YOUR ASSIGNMENT: Among the lines below, count those containing the word "Manager". Give the number only.

** Opening DATA SUPPLIED block **

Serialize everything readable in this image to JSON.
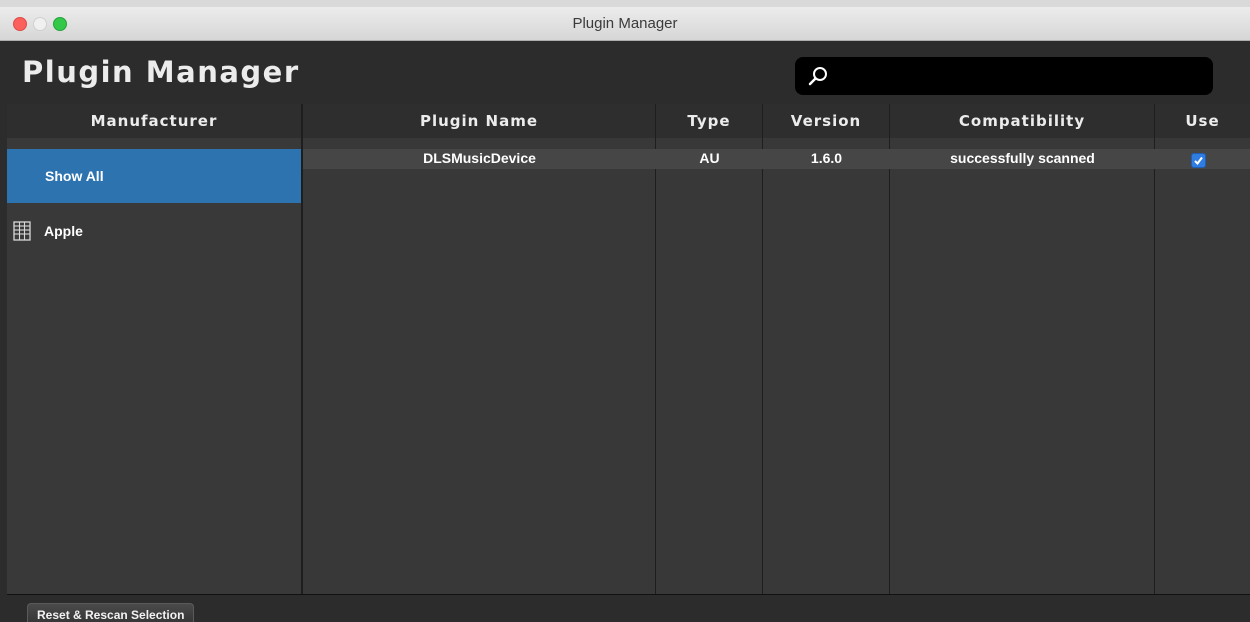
{
  "window": {
    "title": "Plugin Manager"
  },
  "header": {
    "title": "Plugin Manager",
    "search": {
      "value": "",
      "placeholder": "",
      "icon": "search-icon"
    }
  },
  "manufacturer_panel": {
    "header": "Manufacturer",
    "items": [
      {
        "label": "Show All",
        "selected": true
      },
      {
        "label": "Apple",
        "icon": "grid-icon"
      }
    ]
  },
  "plugins_table": {
    "columns": [
      "Plugin Name",
      "Type",
      "Version",
      "Compatibility",
      "Use"
    ],
    "rows": [
      {
        "name": "DLSMusicDevice",
        "type": "AU",
        "version": "1.6.0",
        "compatibility": "successfully scanned",
        "use": true
      }
    ]
  },
  "footer": {
    "rescan_label": "Reset & Rescan Selection"
  },
  "colors": {
    "accent": "#2c73b0",
    "checkbox": "#2f7de1"
  }
}
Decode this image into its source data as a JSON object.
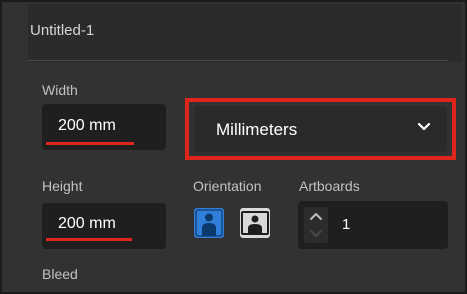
{
  "document": {
    "title": "Untitled-1"
  },
  "width": {
    "label": "Width",
    "value": "200 mm"
  },
  "units": {
    "selected": "Millimeters"
  },
  "height": {
    "label": "Height",
    "value": "200 mm"
  },
  "orientation": {
    "label": "Orientation",
    "options": [
      {
        "icon": "portrait-person-icon",
        "selected": true
      },
      {
        "icon": "landscape-person-icon",
        "selected": false
      }
    ]
  },
  "artboards": {
    "label": "Artboards",
    "value": "1"
  },
  "bleed": {
    "label": "Bleed"
  },
  "colors": {
    "highlight": "#e0261c",
    "accent": "#2f7fd8",
    "panel_bg": "#323232"
  }
}
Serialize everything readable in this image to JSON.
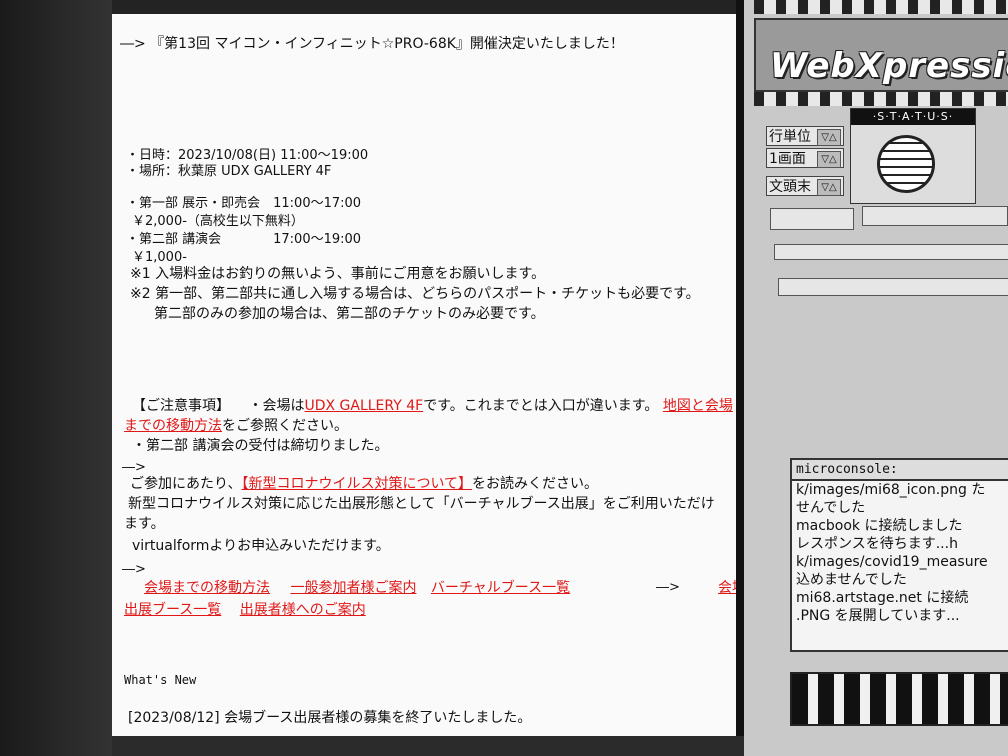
{
  "content": {
    "headline": "―> 『第13回 マイコン・インフィニット☆PRO-68K』開催決定いたしました！",
    "date_line": "・日時：2023/10/08(日) 11:00～19:00",
    "place_line": "・場所：秋葉原 UDX GALLERY 4F",
    "part1": "・第一部 展示・即売会　11:00～17:00",
    "price1": "￥2,000-（高校生以下無料）",
    "part2": "・第二部 講演会　　　　17:00～19:00",
    "price2": "￥1,000-",
    "note1": "※1 入場料金はお釣りの無いよう、事前にご用意をお願いします。",
    "note2a": "※2 第一部、第二部共に通し入場する場合は、どちらのパスポート・チケットも必要です。",
    "note2b": "第二部のみの参加の場合は、第二部のチケットのみ必要です。",
    "caution_label": "【ご注意事項】",
    "caution_text_a": "・会場は",
    "caution_link_venue": "UDX GALLERY 4F",
    "caution_text_b": "です。これまでとは入口が違います。",
    "caution_link_map_a": "地図と会場",
    "caution_link_map_b": "までの移動方法",
    "caution_text_c": "をご参照ください。",
    "caution_closed": "・第二部 講演会の受付は締切りました。",
    "arrow1": "―>",
    "covid_text_a": "ご参加にあたり、",
    "covid_link": "【新型コロナウイルス対策について】",
    "covid_text_b": "をお読みください。",
    "virtual_a": "新型コロナウイルス対策に応じた出展形態として「バーチャルブース出展」をご利用いただけ",
    "virtual_b": "ます。",
    "virtual_c": "virtualformよりお申込みいただけます。",
    "arrow2": "―>",
    "nav_links": [
      "会場までの移動方法",
      "一般参加者様ご案内",
      "バーチャルブース一覧"
    ],
    "arrow3": "―>",
    "nav_link_venue": "会場",
    "nav_links_2": [
      "出展ブース一覧",
      "出展者様へのご案内"
    ],
    "whats_new": "What's New",
    "news_1": "[2023/08/12] 会場ブース出展者様の募集を終了いたしました。"
  },
  "panel": {
    "logo_text": "WebXpressio",
    "buttons": [
      {
        "label": "行単位",
        "arrow": "▽△"
      },
      {
        "label": "1画面",
        "arrow": "▽△"
      },
      {
        "label": "文頭末",
        "arrow": "▽△"
      }
    ],
    "status_title": "·S·T·A·T·U·S·",
    "console_title": "microconsole:",
    "console_lines": [
      "k/images/mi68_icon.png た",
      "せんでした",
      "macbook に接続しました",
      "レスポンスを待ちます...h",
      "k/images/covid19_measure",
      "込めませんでした",
      "mi68.artstage.net に接続",
      ".PNG を展開しています..."
    ]
  },
  "colors": {
    "link": "#e01818",
    "page_bg": "#fafafa",
    "panel_bg": "#c9c9c9"
  }
}
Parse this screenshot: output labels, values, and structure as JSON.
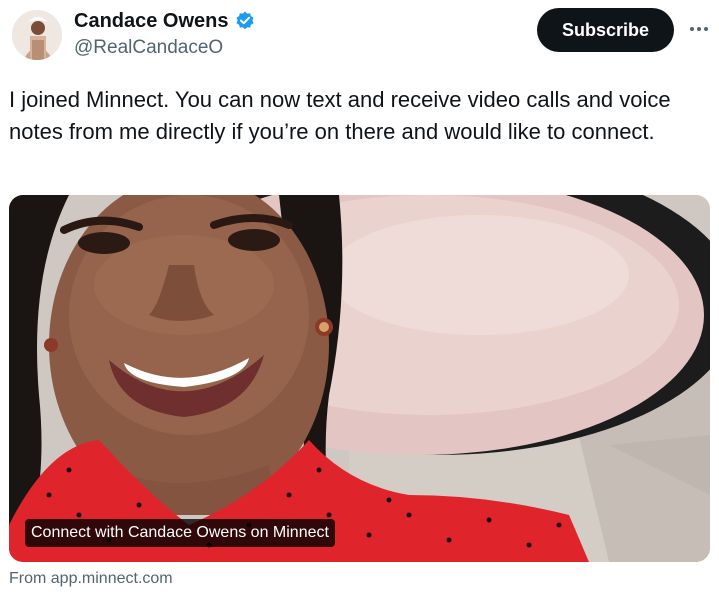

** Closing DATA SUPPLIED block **

RESPONSE: 2